I draw from Hortense Spillers’ (1987, 67) theorization on the “zero degree of social conceptualization” of Black people’s “body” and “flesh,” and Fred Moten’s (2003) disavowal of the distinction between the human and thingly nature of Black beings. Spillers defines the flesh as a “zero degree of social conceptualization that does not escape concealment under the brush of discourse, or the reflexes of iconography.” The flesh is not legible to the person who seeks to thingify the body. The flesh signifies the objectified being’s subjecthood, which for the Black being or object their subjecthood is misrecognized. Like Moten, I address humanness and thingliness, but unlike Moten I have no concern with solely a racial relation through whiteness, but rather an intraracial and sexual relation of subject-objects to more objectified and misrecognized subject-objects. The “jawn” as a theoretical framework that speaks to the embodiment, experience, and visuality of Black women and femmes cast off as gendered and sexual others from their racially othered community-familial folk who cast shame. I argue “the jawn” as a Black affirmative femme figure understands the complexities of her/their sexual subjecthood and subjectivity through shaming cultures. The jawn embraces the affective nature of her/their relationship to others, as others.
Moten, Fred. 2003. In the Break: The Aesthetics of the Black Radical Tradition. Minneapolis: University of Minnesota Press.

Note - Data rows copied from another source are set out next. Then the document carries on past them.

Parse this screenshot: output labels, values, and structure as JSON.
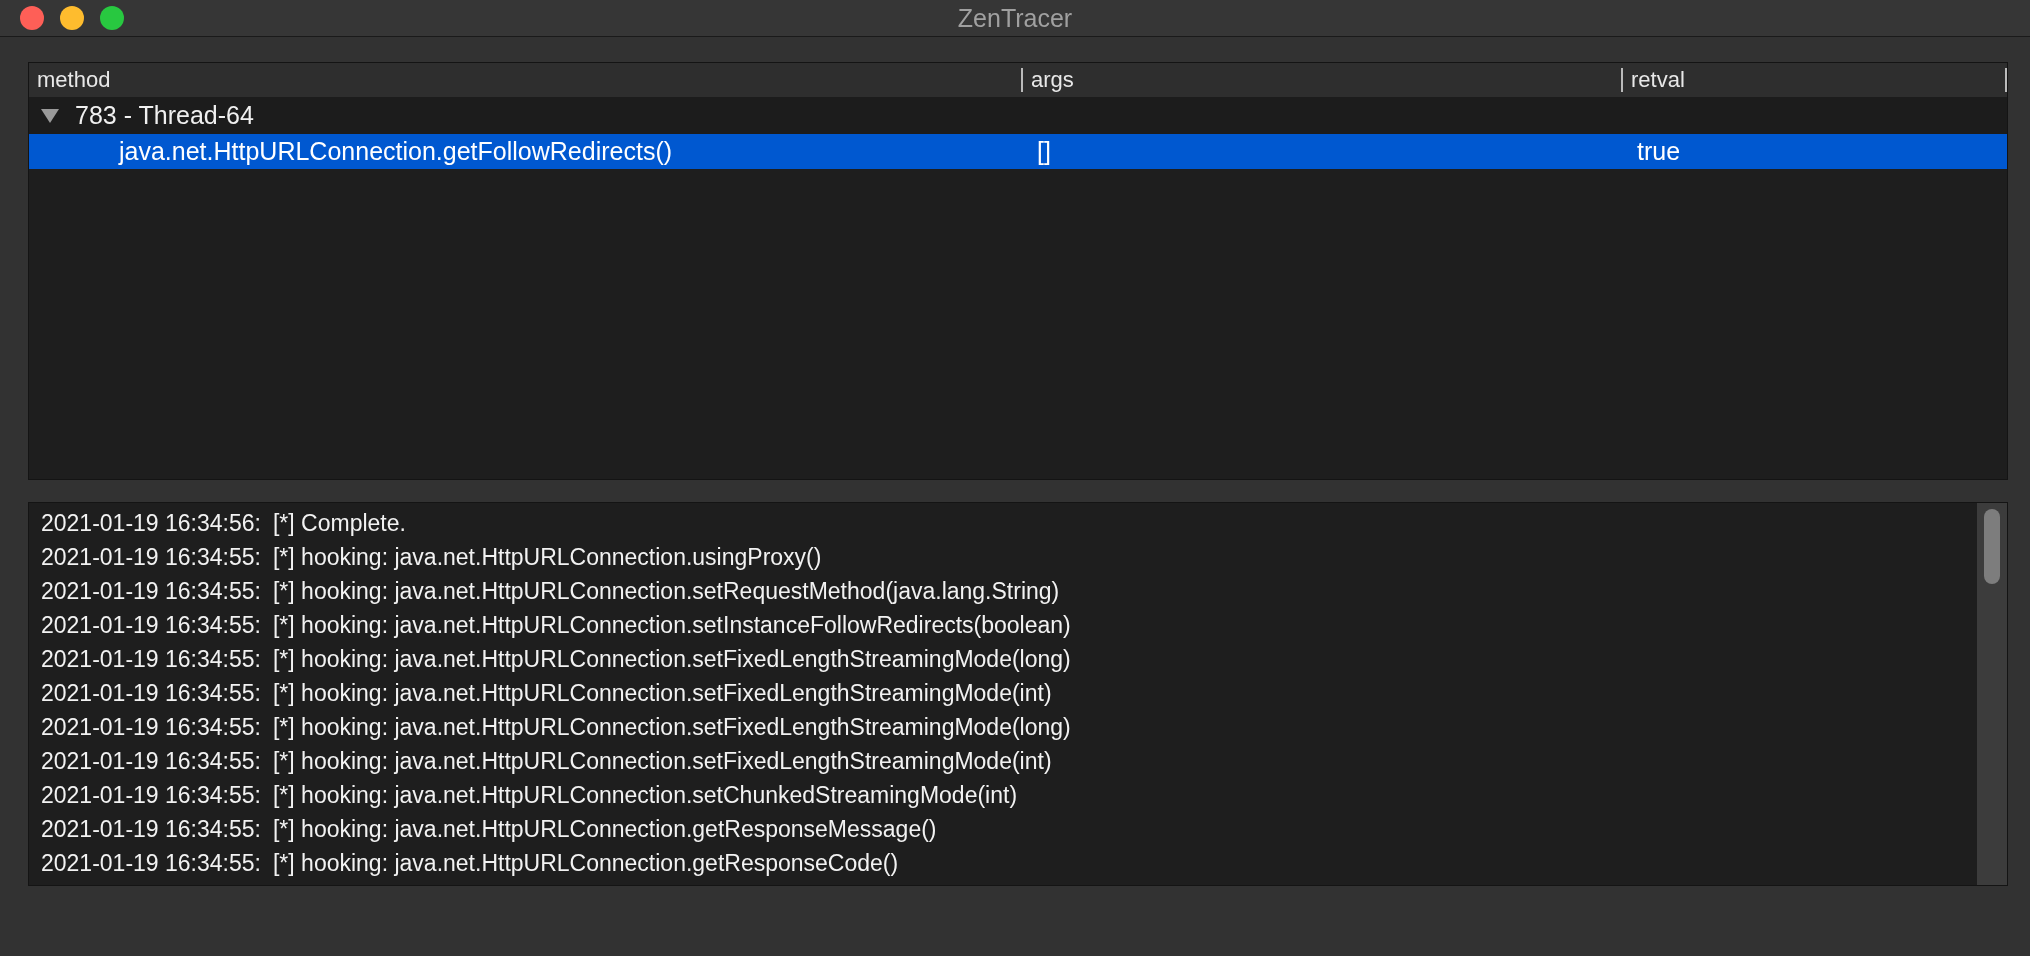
{
  "window": {
    "title": "ZenTracer"
  },
  "table": {
    "columns": [
      "method",
      "args",
      "retval"
    ],
    "rows": [
      {
        "label": "783 - Thread-64",
        "expanded": true,
        "children": [
          {
            "method": "java.net.HttpURLConnection.getFollowRedirects()",
            "args": "[]",
            "retval": "true",
            "selected": true
          }
        ]
      }
    ]
  },
  "log": [
    {
      "time": "2021-01-19 16:34:56:",
      "message": "[*] Complete."
    },
    {
      "time": "2021-01-19 16:34:55:",
      "message": "[*] hooking: java.net.HttpURLConnection.usingProxy()"
    },
    {
      "time": "2021-01-19 16:34:55:",
      "message": "[*] hooking: java.net.HttpURLConnection.setRequestMethod(java.lang.String)"
    },
    {
      "time": "2021-01-19 16:34:55:",
      "message": "[*] hooking: java.net.HttpURLConnection.setInstanceFollowRedirects(boolean)"
    },
    {
      "time": "2021-01-19 16:34:55:",
      "message": "[*] hooking: java.net.HttpURLConnection.setFixedLengthStreamingMode(long)"
    },
    {
      "time": "2021-01-19 16:34:55:",
      "message": "[*] hooking: java.net.HttpURLConnection.setFixedLengthStreamingMode(int)"
    },
    {
      "time": "2021-01-19 16:34:55:",
      "message": "[*] hooking: java.net.HttpURLConnection.setFixedLengthStreamingMode(long)"
    },
    {
      "time": "2021-01-19 16:34:55:",
      "message": "[*] hooking: java.net.HttpURLConnection.setFixedLengthStreamingMode(int)"
    },
    {
      "time": "2021-01-19 16:34:55:",
      "message": "[*] hooking: java.net.HttpURLConnection.setChunkedStreamingMode(int)"
    },
    {
      "time": "2021-01-19 16:34:55:",
      "message": "[*] hooking: java.net.HttpURLConnection.getResponseMessage()"
    },
    {
      "time": "2021-01-19 16:34:55:",
      "message": "[*] hooking: java.net.HttpURLConnection.getResponseCode()"
    }
  ]
}
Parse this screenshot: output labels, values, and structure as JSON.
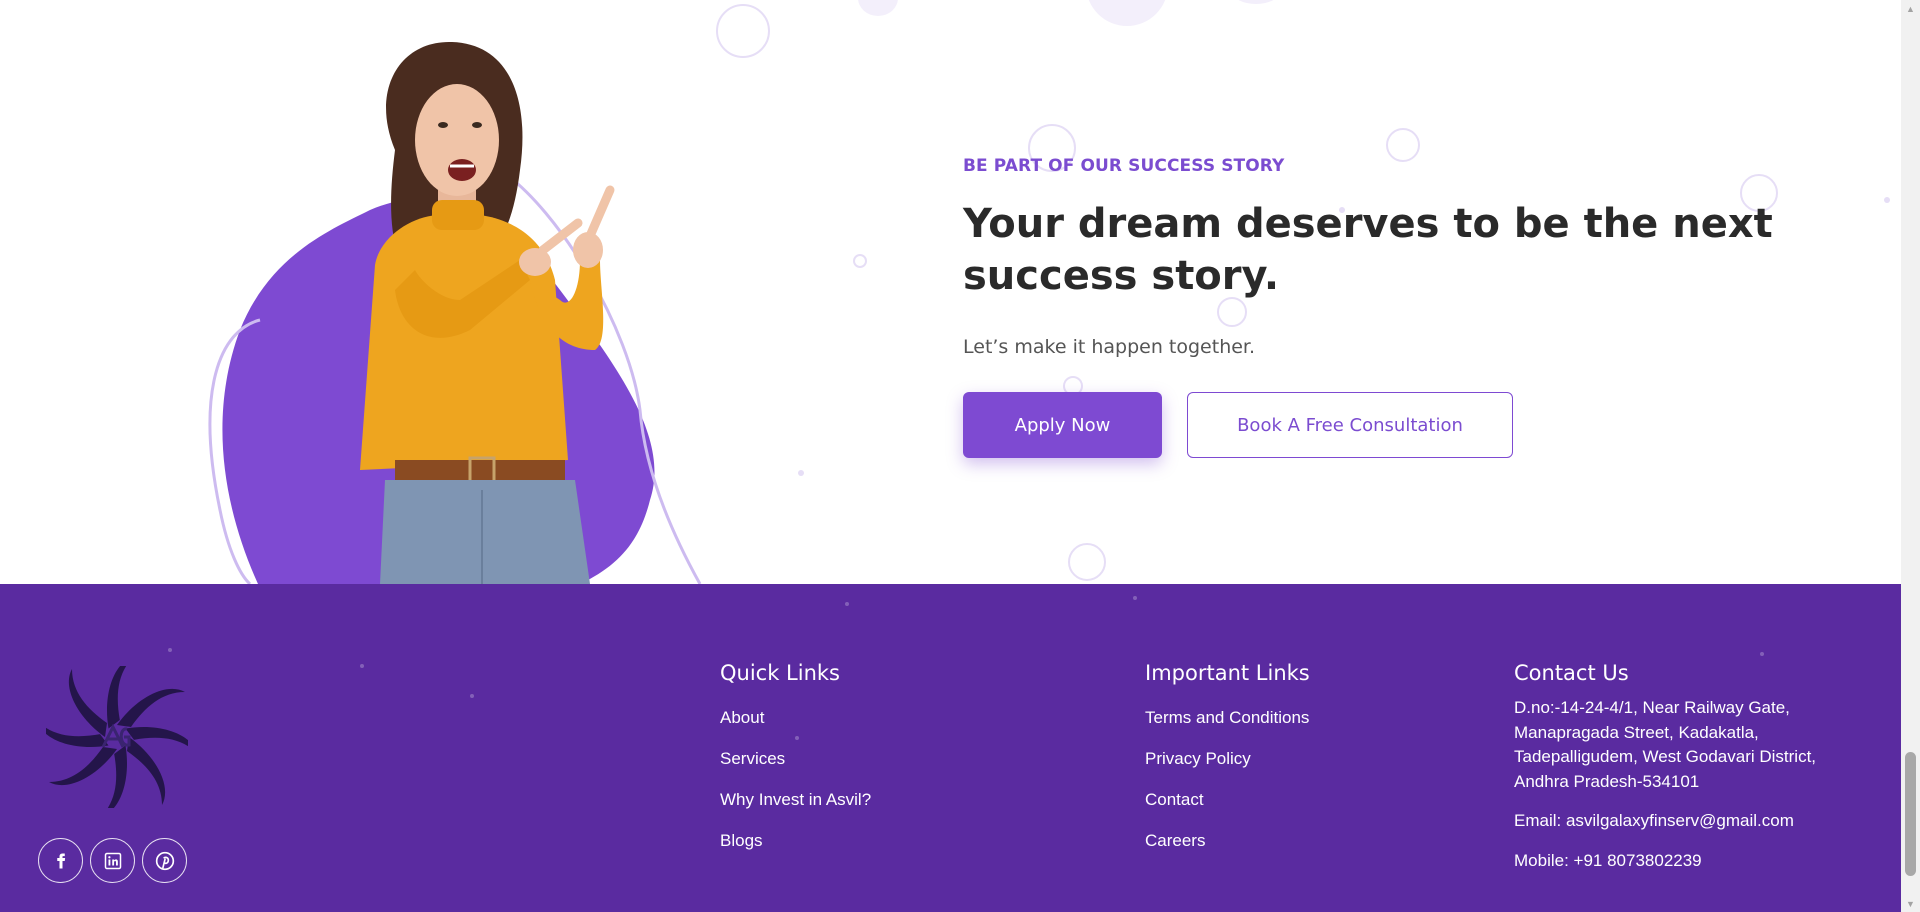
{
  "cta": {
    "eyebrow": "BE PART OF OUR SUCCESS STORY",
    "headline": "Your dream deserves to be the next success story.",
    "subhead": "Let’s make it happen together.",
    "apply_label": "Apply Now",
    "consult_label": "Book A Free Consultation"
  },
  "footer": {
    "quick_links": {
      "title": "Quick Links",
      "items": [
        "About",
        "Services",
        "Why Invest in Asvil?",
        "Blogs"
      ]
    },
    "important_links": {
      "title": "Important Links",
      "items": [
        "Terms and Conditions",
        "Privacy Policy",
        "Contact",
        "Careers"
      ]
    },
    "contact": {
      "title": "Contact Us",
      "address": "D.no:-14-24-4/1, Near Railway Gate, Manapragada Street, Kadakatla, Tadepalligudem, West Godavari District, Andhra Pradesh-534101",
      "email": "Email: asvilgalaxyfinserv@gmail.com",
      "mobile": "Mobile: +91 8073802239"
    },
    "socials": [
      {
        "icon": "facebook-icon"
      },
      {
        "icon": "linkedin-icon"
      },
      {
        "icon": "pinterest-icon"
      }
    ]
  },
  "colors": {
    "brand_purple": "#7e4ad2",
    "footer_purple": "#5a2ba0",
    "heading_dark": "#2a2a2a",
    "accent_orange": "#eea51f"
  }
}
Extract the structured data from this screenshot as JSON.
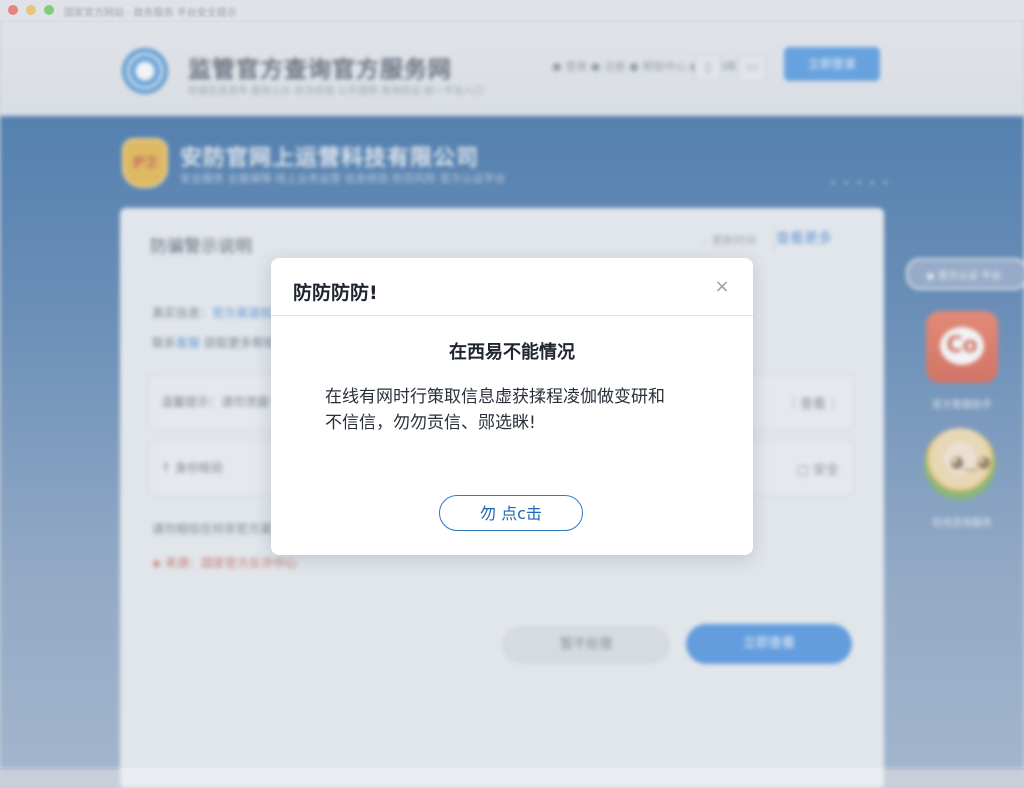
{
  "window": {
    "title": "国家官方网站 · 政务服务 平台安全提示"
  },
  "header": {
    "site_title": "监管官方查询官方服务网",
    "site_subtitle": "权威信息发布 服务公众 依法依规 公开透明 查询验证 统一平台入口",
    "link_text": "● 登录 ● 注册 ● 帮助中心 ● 无障碍",
    "icon_a": "▯",
    "icon_b": "▭",
    "action_button": "立即登录"
  },
  "banner": {
    "badge_text": "护卫",
    "company_name": "安防官网上运营科技有限公司",
    "company_subtitle": "安全服务 全面保障 线上业务运营 信息核验 防范风险 官方认证平台",
    "dots": "• • • • •"
  },
  "card": {
    "title": "防骗警示说明",
    "meta": "◦ 更新时间",
    "link": "查看更多",
    "line1_prefix": "真实信息：",
    "line1_link": "官方渠道核验",
    "line2_prefix": "联系",
    "line2_link": "客服",
    "line2_suffix": " 获取更多帮助信息",
    "row1_text": "温馨提示：请勿泄露个人验证码",
    "row1_side": "｜查看｜",
    "row2_text": "↑ 身份核验",
    "row2_side": "▢ 安全",
    "row3_text": "请勿相信任何非官方渠道的信息，谨防上当",
    "row3_sub": "◈ 来源：国家官方反诈中心",
    "btn_cancel": "暂不处理",
    "btn_confirm": "立即查看"
  },
  "side": {
    "pill_text": "◉ 官方认证 平台",
    "app1_glyph": "Co",
    "app1_label": "官方客服助手",
    "app2_label": "在线咨询服务",
    "app2_face": "◕‿◕"
  },
  "modal": {
    "title": "防防防防!",
    "close_icon": "×",
    "heading": "在西易不能情况",
    "body_line1": "在线有网时行策取信息虚获揉程凌伽做变研和",
    "body_line2": "不信信，勿勿贡信、郧选眯!",
    "button": "勿  点c击"
  },
  "colors": {
    "accent_blue": "#2f79c8",
    "banner_blue": "#1f5b9b",
    "primary_button": "#3585df",
    "app_tile_red": "#d24a33"
  }
}
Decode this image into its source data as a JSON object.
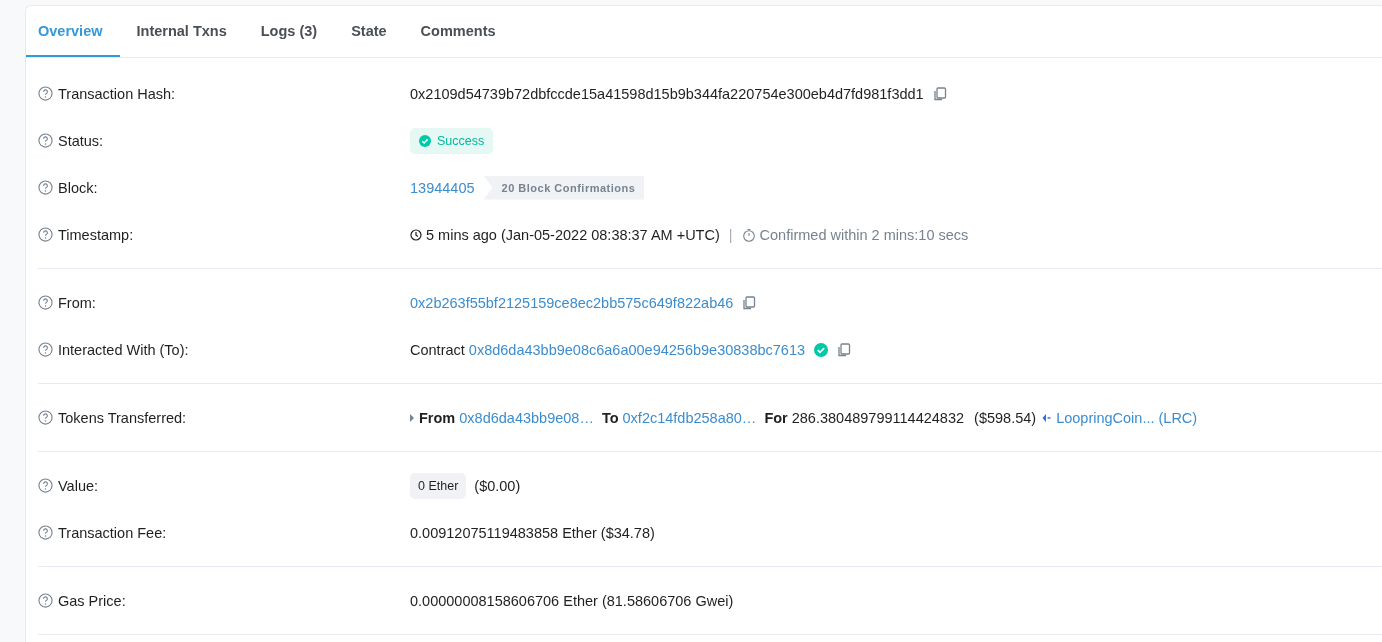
{
  "tabs": [
    {
      "label": "Overview",
      "selected": true
    },
    {
      "label": "Internal Txns",
      "selected": false
    },
    {
      "label": "Logs (3)",
      "selected": false
    },
    {
      "label": "State",
      "selected": false
    },
    {
      "label": "Comments",
      "selected": false
    }
  ],
  "groups": [
    {
      "rows": [
        {
          "kind": "hash",
          "label": "Transaction Hash:",
          "value": "0x2109d54739b72dbfccde15a41598d15b9b344fa220754e300eb4d7fd981f3dd1"
        },
        {
          "kind": "status",
          "label": "Status:",
          "value": "Success"
        },
        {
          "kind": "block",
          "label": "Block:",
          "value": "13944405",
          "confirmations": "20 Block Confirmations"
        },
        {
          "kind": "timestamp",
          "label": "Timestamp:",
          "value": "5 mins ago (Jan-05-2022 08:38:37 AM +UTC)",
          "separator": "|",
          "confirmed": "Confirmed within 2 mins:10 secs"
        }
      ]
    },
    {
      "rows": [
        {
          "kind": "address",
          "label": "From:",
          "value": "0x2b263f55bf2125159ce8ec2bb575c649f822ab46"
        },
        {
          "kind": "contract",
          "label": "Interacted With (To):",
          "prefix": "Contract",
          "value": "0x8d6da43bb9e08c6a6a00e94256b9e30838bc7613",
          "verified": true
        }
      ]
    },
    {
      "rows": [
        {
          "kind": "transfer",
          "label": "Tokens Transferred:",
          "from_label": "From",
          "from": "0x8d6da43bb9e08…",
          "to_label": "To",
          "to": "0xf2c14fdb258a80…",
          "for_label": "For",
          "amount": "286.380489799114424832",
          "usd": "($598.54)",
          "token": "LoopringCoin... (LRC)"
        }
      ]
    },
    {
      "rows": [
        {
          "kind": "value",
          "label": "Value:",
          "value": "0 Ether",
          "usd": "($0.00)"
        },
        {
          "kind": "text",
          "label": "Transaction Fee:",
          "value": "0.00912075119483858 Ether ($34.78)"
        }
      ]
    },
    {
      "rows": [
        {
          "kind": "text",
          "label": "Gas Price:",
          "value": "0.00000008158606706 Ether (81.58606706 Gwei)"
        }
      ]
    }
  ]
}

Spillers, Hortense. 1987. “Mama's Baby, Papa's Maybe: An American Grammar Book.” Diacritics 17, no. 2: 64–81.